As we got closer to Arslanbob, the flat land became marked by some hills. Murat explained the hills contained ruins of old cities and archaeologists from Almaty were currently excavating them but were so far uncertain of how old they were. We passed one where the hill had a huge hole where excavations were taking place.
The area around the mausoleum had a surprising amount of activity for such an empty area. There was a cluster of buildings on one side of the street, a mosque, hotel, and some shops. In front of the gate to the area was a cluster of yurts: some souvenir stands, others cafes. The mausoleum was a striking brick building which rose majestically from the flat land. Though it wasn't huge, its design with graceful towers was striking.
There are 3 Arslanbobs: one in Kazakhstan, one in Kyrgyzstan, and the third in Saudi Arabia (I think). All are supposed to be the burial place of Arslanbob.
Inside one side was a tiny museum with ceramics samples and some old books, documents, and maps with calligraphy on them. The mosque room had beautifully carved wooden pillars.
As we were looking around, an old man with about 10 children wandered in. They all quietly sat down. He spoke to them quietly and I thought perhaps he was a teacher with a group of students until some adults joined the group. Rowshan took a photo and spoke to one of the adults. They were all one family--grandfather, parents, aunts, uncles, cousins, children.
They moved to the outside covered area between the 2 rooms. I moved into the second room and saw several tombs, including that of Arslanbob--the teacher of Akhmed Yasaui.

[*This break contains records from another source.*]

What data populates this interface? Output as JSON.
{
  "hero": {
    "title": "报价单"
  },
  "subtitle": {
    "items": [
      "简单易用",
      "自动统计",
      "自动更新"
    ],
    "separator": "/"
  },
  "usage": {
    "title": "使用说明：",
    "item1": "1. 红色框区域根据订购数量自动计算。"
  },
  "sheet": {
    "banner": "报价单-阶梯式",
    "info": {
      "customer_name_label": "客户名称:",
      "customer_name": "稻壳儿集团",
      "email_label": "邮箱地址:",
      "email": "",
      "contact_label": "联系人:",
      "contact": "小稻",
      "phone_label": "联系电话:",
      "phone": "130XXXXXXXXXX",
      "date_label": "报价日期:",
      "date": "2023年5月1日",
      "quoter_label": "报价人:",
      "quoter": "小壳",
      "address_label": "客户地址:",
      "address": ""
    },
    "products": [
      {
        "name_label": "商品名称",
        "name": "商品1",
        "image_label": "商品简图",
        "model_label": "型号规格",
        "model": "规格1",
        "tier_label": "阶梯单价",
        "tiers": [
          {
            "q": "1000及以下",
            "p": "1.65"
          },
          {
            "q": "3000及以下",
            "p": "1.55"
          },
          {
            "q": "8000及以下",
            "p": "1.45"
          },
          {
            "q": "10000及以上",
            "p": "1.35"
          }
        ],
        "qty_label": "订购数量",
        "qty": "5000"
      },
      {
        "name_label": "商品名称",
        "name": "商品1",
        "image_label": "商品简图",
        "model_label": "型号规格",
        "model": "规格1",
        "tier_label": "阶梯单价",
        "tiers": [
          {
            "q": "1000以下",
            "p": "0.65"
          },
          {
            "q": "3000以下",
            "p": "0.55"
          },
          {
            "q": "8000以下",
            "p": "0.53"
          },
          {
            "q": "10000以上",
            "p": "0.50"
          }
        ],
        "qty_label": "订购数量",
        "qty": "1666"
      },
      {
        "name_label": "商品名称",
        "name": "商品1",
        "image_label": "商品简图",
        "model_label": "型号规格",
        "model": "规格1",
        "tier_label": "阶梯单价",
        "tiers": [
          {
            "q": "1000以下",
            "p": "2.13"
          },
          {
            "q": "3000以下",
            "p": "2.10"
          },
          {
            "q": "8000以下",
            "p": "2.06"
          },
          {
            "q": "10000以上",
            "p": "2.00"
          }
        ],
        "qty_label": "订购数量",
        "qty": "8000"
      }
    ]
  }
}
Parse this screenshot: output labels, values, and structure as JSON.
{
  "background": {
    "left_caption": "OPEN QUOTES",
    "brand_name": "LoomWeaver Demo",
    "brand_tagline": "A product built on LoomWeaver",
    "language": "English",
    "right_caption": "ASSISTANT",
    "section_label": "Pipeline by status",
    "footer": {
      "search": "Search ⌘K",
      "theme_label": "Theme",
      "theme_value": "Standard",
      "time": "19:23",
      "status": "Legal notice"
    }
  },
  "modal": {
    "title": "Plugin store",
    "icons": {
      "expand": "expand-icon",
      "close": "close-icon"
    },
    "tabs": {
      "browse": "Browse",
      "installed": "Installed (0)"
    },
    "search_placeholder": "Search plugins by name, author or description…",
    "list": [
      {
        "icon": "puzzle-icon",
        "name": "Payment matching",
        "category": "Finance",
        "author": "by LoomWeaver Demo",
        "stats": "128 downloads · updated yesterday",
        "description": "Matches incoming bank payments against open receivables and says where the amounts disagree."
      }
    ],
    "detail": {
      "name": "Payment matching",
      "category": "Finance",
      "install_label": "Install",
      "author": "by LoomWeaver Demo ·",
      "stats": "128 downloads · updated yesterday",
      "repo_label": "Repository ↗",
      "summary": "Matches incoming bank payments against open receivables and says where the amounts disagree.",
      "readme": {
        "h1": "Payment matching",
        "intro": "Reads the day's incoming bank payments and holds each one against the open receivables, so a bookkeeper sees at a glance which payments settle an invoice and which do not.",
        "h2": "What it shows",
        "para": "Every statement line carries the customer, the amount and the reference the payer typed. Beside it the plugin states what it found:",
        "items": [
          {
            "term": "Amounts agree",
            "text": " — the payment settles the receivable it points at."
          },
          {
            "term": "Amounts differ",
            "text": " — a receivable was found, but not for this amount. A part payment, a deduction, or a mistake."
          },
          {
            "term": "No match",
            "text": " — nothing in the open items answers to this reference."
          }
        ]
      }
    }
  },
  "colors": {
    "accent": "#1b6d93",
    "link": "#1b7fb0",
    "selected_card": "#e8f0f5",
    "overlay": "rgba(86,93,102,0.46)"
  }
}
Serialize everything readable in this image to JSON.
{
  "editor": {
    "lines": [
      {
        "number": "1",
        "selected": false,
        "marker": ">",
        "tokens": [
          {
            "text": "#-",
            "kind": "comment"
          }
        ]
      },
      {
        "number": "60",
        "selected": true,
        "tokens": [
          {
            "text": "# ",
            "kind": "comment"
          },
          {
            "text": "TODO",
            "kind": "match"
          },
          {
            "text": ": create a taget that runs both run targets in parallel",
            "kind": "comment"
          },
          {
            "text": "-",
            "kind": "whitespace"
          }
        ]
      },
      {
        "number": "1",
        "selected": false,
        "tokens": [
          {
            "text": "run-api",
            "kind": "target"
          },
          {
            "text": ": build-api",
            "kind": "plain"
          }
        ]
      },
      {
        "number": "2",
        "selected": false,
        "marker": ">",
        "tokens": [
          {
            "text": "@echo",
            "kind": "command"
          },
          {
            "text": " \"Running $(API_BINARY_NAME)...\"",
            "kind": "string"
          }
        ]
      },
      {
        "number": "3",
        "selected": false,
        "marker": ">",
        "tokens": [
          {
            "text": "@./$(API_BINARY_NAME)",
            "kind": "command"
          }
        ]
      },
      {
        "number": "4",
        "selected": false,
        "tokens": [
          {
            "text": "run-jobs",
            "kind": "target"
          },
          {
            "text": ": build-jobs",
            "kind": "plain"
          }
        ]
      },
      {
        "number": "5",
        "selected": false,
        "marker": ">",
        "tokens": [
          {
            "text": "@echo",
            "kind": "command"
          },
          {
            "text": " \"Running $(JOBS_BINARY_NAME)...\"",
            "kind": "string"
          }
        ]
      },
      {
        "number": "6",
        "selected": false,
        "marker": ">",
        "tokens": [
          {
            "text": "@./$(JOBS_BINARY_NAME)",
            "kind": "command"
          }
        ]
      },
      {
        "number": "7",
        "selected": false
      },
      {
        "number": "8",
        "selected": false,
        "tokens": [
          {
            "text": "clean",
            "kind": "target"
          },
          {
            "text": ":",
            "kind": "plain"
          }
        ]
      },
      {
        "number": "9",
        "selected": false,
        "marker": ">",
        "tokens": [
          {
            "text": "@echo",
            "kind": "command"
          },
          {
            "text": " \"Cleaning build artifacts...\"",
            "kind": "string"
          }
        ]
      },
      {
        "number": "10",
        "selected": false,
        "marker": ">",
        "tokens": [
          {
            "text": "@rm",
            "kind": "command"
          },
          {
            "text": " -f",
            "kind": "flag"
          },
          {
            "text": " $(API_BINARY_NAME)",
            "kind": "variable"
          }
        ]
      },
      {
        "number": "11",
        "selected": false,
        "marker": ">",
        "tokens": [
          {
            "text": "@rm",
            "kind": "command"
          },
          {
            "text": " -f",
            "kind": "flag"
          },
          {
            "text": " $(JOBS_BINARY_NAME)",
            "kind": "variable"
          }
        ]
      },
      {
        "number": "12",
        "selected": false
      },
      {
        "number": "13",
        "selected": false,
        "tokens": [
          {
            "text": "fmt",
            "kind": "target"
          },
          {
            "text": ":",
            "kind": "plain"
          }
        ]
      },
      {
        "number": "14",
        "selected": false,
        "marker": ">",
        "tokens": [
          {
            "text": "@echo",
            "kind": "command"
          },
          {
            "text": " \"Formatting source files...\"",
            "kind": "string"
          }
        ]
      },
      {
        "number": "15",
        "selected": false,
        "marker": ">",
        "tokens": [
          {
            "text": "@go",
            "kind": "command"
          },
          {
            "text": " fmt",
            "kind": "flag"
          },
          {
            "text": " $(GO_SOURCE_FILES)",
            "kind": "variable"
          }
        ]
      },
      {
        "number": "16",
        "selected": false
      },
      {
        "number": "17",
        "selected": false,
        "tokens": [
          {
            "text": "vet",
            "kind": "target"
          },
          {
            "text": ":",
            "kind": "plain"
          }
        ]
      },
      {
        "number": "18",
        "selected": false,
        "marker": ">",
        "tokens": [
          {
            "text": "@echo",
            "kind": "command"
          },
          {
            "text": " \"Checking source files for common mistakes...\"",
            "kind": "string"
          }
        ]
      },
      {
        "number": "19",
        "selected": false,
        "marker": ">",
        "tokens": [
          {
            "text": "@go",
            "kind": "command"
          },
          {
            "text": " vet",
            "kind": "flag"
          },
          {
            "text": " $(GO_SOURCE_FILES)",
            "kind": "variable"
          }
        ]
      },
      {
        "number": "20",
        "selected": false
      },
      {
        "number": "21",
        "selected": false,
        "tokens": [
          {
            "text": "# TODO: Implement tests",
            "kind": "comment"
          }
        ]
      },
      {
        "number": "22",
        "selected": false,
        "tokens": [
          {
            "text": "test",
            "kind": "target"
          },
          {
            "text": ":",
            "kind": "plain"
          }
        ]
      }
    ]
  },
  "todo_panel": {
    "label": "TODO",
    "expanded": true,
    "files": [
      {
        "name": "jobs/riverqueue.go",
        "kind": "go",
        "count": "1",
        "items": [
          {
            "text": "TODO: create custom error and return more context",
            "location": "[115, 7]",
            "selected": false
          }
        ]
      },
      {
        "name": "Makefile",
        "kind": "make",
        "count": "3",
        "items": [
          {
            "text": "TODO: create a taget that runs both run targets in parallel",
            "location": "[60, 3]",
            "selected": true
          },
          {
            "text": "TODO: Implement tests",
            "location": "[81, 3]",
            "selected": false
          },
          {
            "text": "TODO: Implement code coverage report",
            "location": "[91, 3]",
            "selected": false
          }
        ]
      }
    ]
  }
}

There was a man kneeling in the room with a scull cap and long olive coat. Not wanting to interrupt his prayers, I was about to leave but he gestured me in. I knelt next to him on the cushions along the edge of the room. He smiled showing gold teeth and asked in a gentle voice, where I was from. Then he asked if I'd like him to recite a prayer. I didn't answer, not wanting to offend but not sure of the protocol. He took this for an affirmative, asked me my name and then proceeded to sing a prayer--none of which I understood. He sang nicely and the tone of his voice was pleasant. An old woman and child entered. She knelt next to him and put a coin next to his knee. He sang a prayer for her. I put a coin next to his knee and thanked him. He sang another short prayer. I sat for a bit longer and noticed the swallows flitting around the room. Several had nests in the tips of the arches.
Rowshan and I walked over to the graveyard near the Mausoleum. Sometimes it seems like the graveyards in Kazakhstan have more interesting buildings than the towns: brick houses with domes and arches, silver moons or stars adorning the tops.
On our way back to Murat's car, a young woman yelled out "Hello! Welcome to Shymkent! How are you?" I replied, "Fine, How are you?" Just then, a car pulled up next to us and the passenger asked where we were from. I said America and they smiled and drove away.
Back in Turkistan, we had lunch at a cafe near the mausoleum. Their manti looked good but they'd just run out. So we got laghman which was also good with peppers, carrots, potatoes and sauce.
As we were walking back to the hotel via the mausoleum, someone called out, "Hello! Welcome to Turkistan!" It was the girl we'd seen in Arslanbob. She introduced herself, Alina, and her sister-in-law, Rosmila. She was with her family visiting the sights. She asked if we could take a photo together--without hats. We did. They were from Shymkent which she said was, "the hottest city". "Hotter than here!" I exclaimed. "Yes!" she replied. What have we gotten ourselves into? Murat had said the temperature today was 45 degrees outside when we got into the car at Arslanbob. I secretly thanked the Peace Corps for not sending me to Kazakhstan like I had requested. I told Alina, we were going to Shymkent tomorrow. She welcomed us to Turkistan, Kazakhstan, and Shymkent (in advance) and then left welcoming us to all of Kazakhstan. So far the people we have met from Shymkent have been so friendly, it makes me look forward to getting to the town in spite of the heat.